The installation of underlayment is extremely crucial to the success (or failure) of any resilient installation. The proper fastening technique is the most important part of the installation. Additionally, all underlayment should be acclimated on the jobsite 48 hours prior to being installed. This allows the underlayment to acclimate to the conditions of the structure.

Make sure that each sheet is spaced correctly to allow proper air movement between each sheet. The best way is to place each sheet of underlayment in the center of the structure to eliminate any outside moisture influence. However, if this cannot be done, the underlayment should be stored in a dry warehouse, standing on edge. This allows the air to flow around each sheet.

Here are some additional tips to ensure a great underlayment installation.

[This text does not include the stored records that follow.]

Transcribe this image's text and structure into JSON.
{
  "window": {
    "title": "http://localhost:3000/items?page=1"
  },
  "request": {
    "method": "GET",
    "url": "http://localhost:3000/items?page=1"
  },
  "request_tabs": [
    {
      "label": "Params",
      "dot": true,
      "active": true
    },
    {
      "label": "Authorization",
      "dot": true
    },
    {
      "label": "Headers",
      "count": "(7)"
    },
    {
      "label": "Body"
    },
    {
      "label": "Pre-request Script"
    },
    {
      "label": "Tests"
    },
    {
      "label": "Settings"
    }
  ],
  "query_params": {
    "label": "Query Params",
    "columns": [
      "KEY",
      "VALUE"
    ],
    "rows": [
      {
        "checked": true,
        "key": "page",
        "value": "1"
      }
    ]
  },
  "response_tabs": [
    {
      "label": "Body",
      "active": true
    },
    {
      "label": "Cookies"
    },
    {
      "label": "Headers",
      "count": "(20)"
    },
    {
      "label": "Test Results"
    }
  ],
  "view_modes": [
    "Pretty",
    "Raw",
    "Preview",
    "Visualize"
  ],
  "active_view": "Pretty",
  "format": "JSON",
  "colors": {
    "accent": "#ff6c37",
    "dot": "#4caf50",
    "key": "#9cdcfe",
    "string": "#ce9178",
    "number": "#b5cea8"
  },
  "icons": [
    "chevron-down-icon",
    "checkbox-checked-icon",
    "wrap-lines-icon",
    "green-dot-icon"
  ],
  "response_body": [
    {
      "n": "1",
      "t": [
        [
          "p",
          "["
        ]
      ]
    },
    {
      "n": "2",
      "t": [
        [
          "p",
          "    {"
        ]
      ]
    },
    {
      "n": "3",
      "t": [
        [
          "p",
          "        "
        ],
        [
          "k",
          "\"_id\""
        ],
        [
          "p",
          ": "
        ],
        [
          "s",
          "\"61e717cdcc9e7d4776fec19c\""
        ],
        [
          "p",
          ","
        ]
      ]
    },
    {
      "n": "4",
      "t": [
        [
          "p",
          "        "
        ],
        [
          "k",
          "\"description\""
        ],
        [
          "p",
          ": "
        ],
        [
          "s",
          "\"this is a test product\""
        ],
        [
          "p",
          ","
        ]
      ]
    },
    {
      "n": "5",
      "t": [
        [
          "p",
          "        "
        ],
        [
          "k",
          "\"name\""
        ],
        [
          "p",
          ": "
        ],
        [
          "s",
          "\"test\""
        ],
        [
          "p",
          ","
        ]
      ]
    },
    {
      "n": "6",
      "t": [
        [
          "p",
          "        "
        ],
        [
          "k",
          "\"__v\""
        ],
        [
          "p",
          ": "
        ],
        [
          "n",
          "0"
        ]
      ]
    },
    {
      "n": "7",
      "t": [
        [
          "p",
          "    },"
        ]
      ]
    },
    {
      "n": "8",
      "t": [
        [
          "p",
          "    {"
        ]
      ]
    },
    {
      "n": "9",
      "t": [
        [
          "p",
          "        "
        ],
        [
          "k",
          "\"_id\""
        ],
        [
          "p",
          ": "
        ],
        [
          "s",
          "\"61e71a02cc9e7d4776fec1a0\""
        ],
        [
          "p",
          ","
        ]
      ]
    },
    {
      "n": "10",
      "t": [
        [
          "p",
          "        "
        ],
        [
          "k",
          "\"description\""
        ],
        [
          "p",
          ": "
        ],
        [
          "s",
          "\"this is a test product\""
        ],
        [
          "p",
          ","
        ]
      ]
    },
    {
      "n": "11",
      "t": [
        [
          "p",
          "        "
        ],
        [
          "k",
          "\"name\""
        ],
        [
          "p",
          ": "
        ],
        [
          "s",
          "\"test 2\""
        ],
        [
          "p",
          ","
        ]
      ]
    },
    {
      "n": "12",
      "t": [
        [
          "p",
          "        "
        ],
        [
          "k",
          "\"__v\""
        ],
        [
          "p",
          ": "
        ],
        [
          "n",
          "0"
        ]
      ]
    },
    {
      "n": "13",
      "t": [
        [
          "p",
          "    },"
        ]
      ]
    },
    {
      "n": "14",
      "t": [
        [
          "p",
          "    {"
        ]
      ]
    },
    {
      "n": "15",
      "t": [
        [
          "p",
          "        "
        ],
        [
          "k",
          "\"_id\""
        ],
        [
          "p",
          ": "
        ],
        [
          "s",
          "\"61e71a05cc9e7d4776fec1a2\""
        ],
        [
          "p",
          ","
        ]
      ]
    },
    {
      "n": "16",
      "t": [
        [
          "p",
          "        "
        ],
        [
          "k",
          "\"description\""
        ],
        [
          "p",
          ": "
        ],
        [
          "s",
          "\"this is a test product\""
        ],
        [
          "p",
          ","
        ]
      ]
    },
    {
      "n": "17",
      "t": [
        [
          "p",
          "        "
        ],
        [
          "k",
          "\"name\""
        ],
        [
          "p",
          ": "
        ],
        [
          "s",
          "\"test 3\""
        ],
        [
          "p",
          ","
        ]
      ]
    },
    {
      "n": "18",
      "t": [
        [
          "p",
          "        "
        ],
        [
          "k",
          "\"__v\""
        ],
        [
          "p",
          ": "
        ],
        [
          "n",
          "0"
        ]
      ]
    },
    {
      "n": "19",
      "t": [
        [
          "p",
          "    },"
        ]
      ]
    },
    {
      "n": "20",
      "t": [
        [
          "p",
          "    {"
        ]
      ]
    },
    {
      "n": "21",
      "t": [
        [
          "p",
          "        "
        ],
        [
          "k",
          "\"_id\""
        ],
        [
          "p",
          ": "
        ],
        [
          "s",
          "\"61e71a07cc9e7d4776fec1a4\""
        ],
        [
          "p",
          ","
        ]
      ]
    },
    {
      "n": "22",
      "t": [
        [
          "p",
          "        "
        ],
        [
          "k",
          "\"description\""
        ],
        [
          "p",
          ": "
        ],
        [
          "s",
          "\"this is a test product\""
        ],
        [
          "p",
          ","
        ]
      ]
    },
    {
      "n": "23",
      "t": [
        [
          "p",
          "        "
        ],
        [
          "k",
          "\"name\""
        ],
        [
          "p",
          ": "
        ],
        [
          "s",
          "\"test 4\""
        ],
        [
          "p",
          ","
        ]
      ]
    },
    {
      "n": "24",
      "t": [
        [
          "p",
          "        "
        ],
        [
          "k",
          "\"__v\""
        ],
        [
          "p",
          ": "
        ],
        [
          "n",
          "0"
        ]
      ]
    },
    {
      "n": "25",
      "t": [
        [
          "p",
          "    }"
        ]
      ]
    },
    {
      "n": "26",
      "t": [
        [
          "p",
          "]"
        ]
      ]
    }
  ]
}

Photo 1: Most installers will use a moisture meter to check the moisture levels between the subfloor and the underlayment. These results should be documented for future reference. If any major differences of 4 percent are noted, the installation should be held-up until an acceptable level is achieved.

Photo 2: Use the proper fastener 3d ring shank for panel thickness up to 1/2”, and 4d for panel thickness over 1/2”. Note the fastener should not be longer than the combined thickness of the underlayment and subfloor. Any blow-through of the fastener will result in poor fastener withdrawal resistance.

The use of staples is an acceptable method of fastening underlayment.  The staple recommended is a 1/4” crown staple, fastened with a mallet-driven stapler.

Photo 3: If stapling, the use of a mallet-driven stapler is recommended. While many installers prefer to use a pneumatic-type stapler, the air-driven stapler has a tendency to overdrive fasteners and/or leave oil spots on the underlayment that will result in staining of the resilient flooring.

Photo 4: The installer must leave a minimum of 1/4” around the perimeter of the room to start the installation. This allows for any expansion or contraction of the substrate, without any effect on the field of the underlayment.

Photo 5: Keep back a minimum of 6” in both directions from subfloor seams. At least two nail patterns will ensure that the subfloor will not affect the underlayment installation.

Photo 6: Sand all joints of the subfloor. Any ledges will create a hollow, which is likely to be hard to fasten and also to show through.

Photo 7: Place a chalk line in order to get started in a straight line. Be sure to leave a 1/4” at the perimeter walls.

Photo 8: Install the panels in a staggered joint pattern, never allowing all four corners to come together at any one spot. Always thoroughly fasten each sheet as they are installed.  This reduces the tendency to fasten-in any fullness.

Photo 9: When fastening, be sure to work from the seam sides to the open sides of each panel, to prevent any unnecessary fullness being forced into the panel. Following this step improperly may result in bubbles in the finished floor.

The panels are to be butted lightly with no fullness or gaps, and the fasteners should be within 3/8” of the edge of the panel. The interior nailing should be done on a diagonal fan pattern, to eliminate the straight-line pattern.

Photo 10: Belt sand every joint to ensure each joint is level with one another. Failure to do so will result in a show-through issue. With this type installation, it is not necessary to do any type of filling. If followed correctly, show-through should not be an issue. Remember that you must use factory edges throughout the installation.

Underlayment installation is just as important as the installation of the resilient itself, and failure to follow any of specifications can result in a failure of the entire installation. There is no cure for any show-though that takes place days after the installation is completed, short of ripping everything up and starting over. So make sure not to take shortcuts or ignore crucial steps. Do it right, and do it well.